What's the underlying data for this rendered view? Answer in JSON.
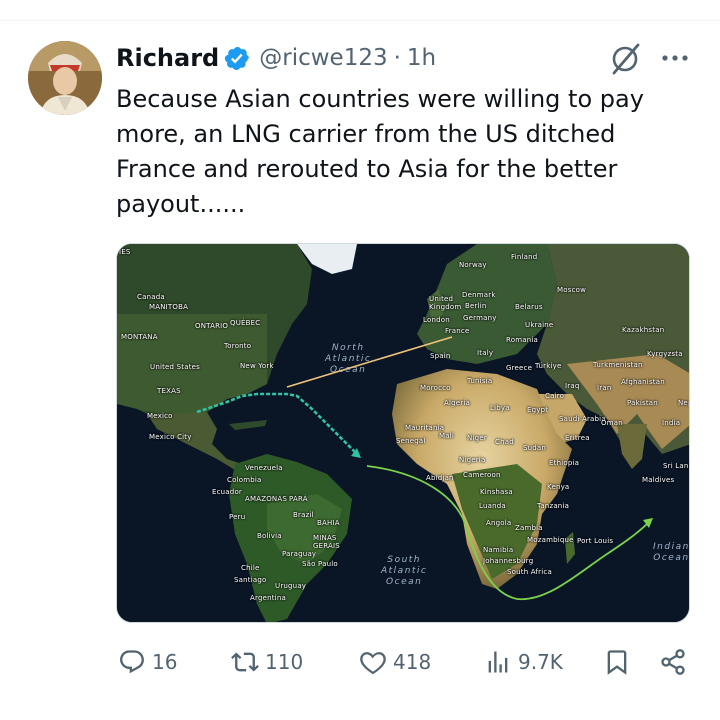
{
  "tweet": {
    "author_name": "Richard",
    "handle": "@ricwe123",
    "separator": "·",
    "time": "1h",
    "text": "Because Asian countries were willing to pay\nmore, an LNG carrier from the US ditched\nFrance and rerouted to Asia for the better\npayout......",
    "icons": {
      "avatar": "avatar",
      "verified": "verified-badge-icon",
      "grok": "grok-icon",
      "more": "more-icon"
    },
    "colors": {
      "verified": "#1d9bf0",
      "secondary_text": "#536471",
      "route_to_france": "#f0c27a",
      "route_us_gulf": "#2ec4a4",
      "route_to_asia": "#7ad34a"
    }
  },
  "map": {
    "labels": {
      "ies": "IES",
      "canada": "Canada",
      "manitoba": "MANITOBA",
      "ontario": "ONTARIO",
      "quebec": "QUÉBEC",
      "montana": "MONTANA",
      "toronto": "Toronto",
      "new_york": "New York",
      "united_states": "United States",
      "texas": "TEXAS",
      "mexico": "Mexico",
      "mexico_city": "Mexico City",
      "finland": "Finland",
      "norway": "Norway",
      "denmark": "Denmark",
      "united_kingdom": "United\nKingdom",
      "berlin": "Berlin",
      "germany": "Germany",
      "belarus": "Belarus",
      "moscow": "Moscow",
      "london": "London",
      "france": "France",
      "ukraine": "Ukraine",
      "kazakhstan": "Kazakhstan",
      "romania": "Romania",
      "kyrgyzstan": "Kyrgyzsta",
      "spain": "Spain",
      "italy": "Italy",
      "greece": "Greece",
      "turkey": "Türkiye",
      "turkmenistan": "Turkmenistan",
      "afghanistan": "Afghanistan",
      "morocco": "Morocco",
      "tunisia": "Tunisia",
      "iraq": "Iraq",
      "iran": "Iran",
      "algeria": "Algeria",
      "libya": "Libya",
      "egypt": "Egypt",
      "cairo": "Cairo",
      "pakistan": "Pakistan",
      "nep": "Nep",
      "mauritania": "Mauritania",
      "saudi_arabia": "Saudi Arabia",
      "oman": "Oman",
      "india": "India",
      "senegal": "Senegal",
      "mali": "Mali",
      "niger": "Niger",
      "chad": "Chad",
      "sudan": "Sudan",
      "eritrea": "Eritrea",
      "nigeria": "Nigeria",
      "ethiopia": "Ethiopia",
      "sri_lanka": "Sri Lanka",
      "abidjan": "Abidjan",
      "cameroon": "Cameroon",
      "kenya": "Kenya",
      "maldives": "Maldives",
      "kinshasa": "Kinshasa",
      "luanda": "Luanda",
      "tanzania": "Tanzania",
      "angola": "Angola",
      "zambia": "Zambia",
      "mozambique": "Mozambique",
      "port_louis": "Port Louis",
      "namibia": "Namibia",
      "johannesburg": "Johannesburg",
      "south_africa": "South Africa",
      "venezuela": "Venezuela",
      "colombia": "Colombia",
      "ecuador": "Ecuador",
      "amazonas": "AMAZONAS",
      "para": "PARÁ",
      "peru": "Peru",
      "brazil": "Brazil",
      "bahia": "BAHIA",
      "bolivia": "Bolivia",
      "minas_gerais": "MINAS\nGERAIS",
      "paraguay": "Paraguay",
      "sao_paulo": "São Paulo",
      "chile": "Chile",
      "santiago": "Santiago",
      "uruguay": "Uruguay",
      "argentina": "Argentina",
      "north_atlantic": "North\nAtlantic\nOcean",
      "south_atlantic": "South\nAtlantic\nOcean",
      "indian_ocean": "Indian\nOcean"
    }
  },
  "actions": {
    "reply_count": "16",
    "retweet_count": "110",
    "like_count": "418",
    "views_count": "9.7K",
    "icons": [
      "reply-icon",
      "retweet-icon",
      "like-icon",
      "views-icon",
      "bookmark-icon",
      "share-icon"
    ]
  }
}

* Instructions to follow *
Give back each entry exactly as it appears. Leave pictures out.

* Result below *
What's the underlying data for this rendered view? Answer in JSON.
{
  "tweet": {
    "author_name": "Richard",
    "handle": "@ricwe123",
    "separator": "·",
    "time": "1h",
    "text": "Because Asian countries were willing to pay\nmore, an LNG carrier from the US ditched\nFrance and rerouted to Asia for the better\npayout......",
    "icons": {
      "avatar": "avatar",
      "verified": "verified-badge-icon",
      "grok": "grok-icon",
      "more": "more-icon"
    },
    "colors": {
      "verified": "#1d9bf0",
      "secondary_text": "#536471",
      "route_to_france": "#f0c27a",
      "route_us_gulf": "#2ec4a4",
      "route_to_asia": "#7ad34a"
    }
  },
  "map": {
    "labels": {
      "ies": "IES",
      "canada": "Canada",
      "manitoba": "MANITOBA",
      "ontario": "ONTARIO",
      "quebec": "QUÉBEC",
      "montana": "MONTANA",
      "toronto": "Toronto",
      "new_york": "New York",
      "united_states": "United States",
      "texas": "TEXAS",
      "mexico": "Mexico",
      "mexico_city": "Mexico City",
      "finland": "Finland",
      "norway": "Norway",
      "denmark": "Denmark",
      "united_kingdom": "United\nKingdom",
      "berlin": "Berlin",
      "germany": "Germany",
      "belarus": "Belarus",
      "moscow": "Moscow",
      "london": "London",
      "france": "France",
      "ukraine": "Ukraine",
      "kazakhstan": "Kazakhstan",
      "romania": "Romania",
      "kyrgyzstan": "Kyrgyzsta",
      "spain": "Spain",
      "italy": "Italy",
      "greece": "Greece",
      "turkey": "Türkiye",
      "turkmenistan": "Turkmenistan",
      "afghanistan": "Afghanistan",
      "morocco": "Morocco",
      "tunisia": "Tunisia",
      "iraq": "Iraq",
      "iran": "Iran",
      "algeria": "Algeria",
      "libya": "Libya",
      "egypt": "Egypt",
      "cairo": "Cairo",
      "pakistan": "Pakistan",
      "nep": "Nep",
      "mauritania": "Mauritania",
      "saudi_arabia": "Saudi Arabia",
      "oman": "Oman",
      "india": "India",
      "senegal": "Senegal",
      "mali": "Mali",
      "niger": "Niger",
      "chad": "Chad",
      "sudan": "Sudan",
      "eritrea": "Eritrea",
      "nigeria": "Nigeria",
      "ethiopia": "Ethiopia",
      "sri_lanka": "Sri Lanka",
      "abidjan": "Abidjan",
      "cameroon": "Cameroon",
      "kenya": "Kenya",
      "maldives": "Maldives",
      "kinshasa": "Kinshasa",
      "luanda": "Luanda",
      "tanzania": "Tanzania",
      "angola": "Angola",
      "zambia": "Zambia",
      "mozambique": "Mozambique",
      "port_louis": "Port Louis",
      "namibia": "Namibia",
      "johannesburg": "Johannesburg",
      "south_africa": "South Africa",
      "venezuela": "Venezuela",
      "colombia": "Colombia",
      "ecuador": "Ecuador",
      "amazonas": "AMAZONAS",
      "para": "PARÁ",
      "peru": "Peru",
      "brazil": "Brazil",
      "bahia": "BAHIA",
      "bolivia": "Bolivia",
      "minas_gerais": "MINAS\nGERAIS",
      "paraguay": "Paraguay",
      "sao_paulo": "São Paulo",
      "chile": "Chile",
      "santiago": "Santiago",
      "uruguay": "Uruguay",
      "argentina": "Argentina",
      "north_atlantic": "North\nAtlantic\nOcean",
      "south_atlantic": "South\nAtlantic\nOcean",
      "indian_ocean": "Indian\nOcean"
    }
  },
  "actions": {
    "reply_count": "16",
    "retweet_count": "110",
    "like_count": "418",
    "views_count": "9.7K",
    "icons": [
      "reply-icon",
      "retweet-icon",
      "like-icon",
      "views-icon",
      "bookmark-icon",
      "share-icon"
    ]
  }
}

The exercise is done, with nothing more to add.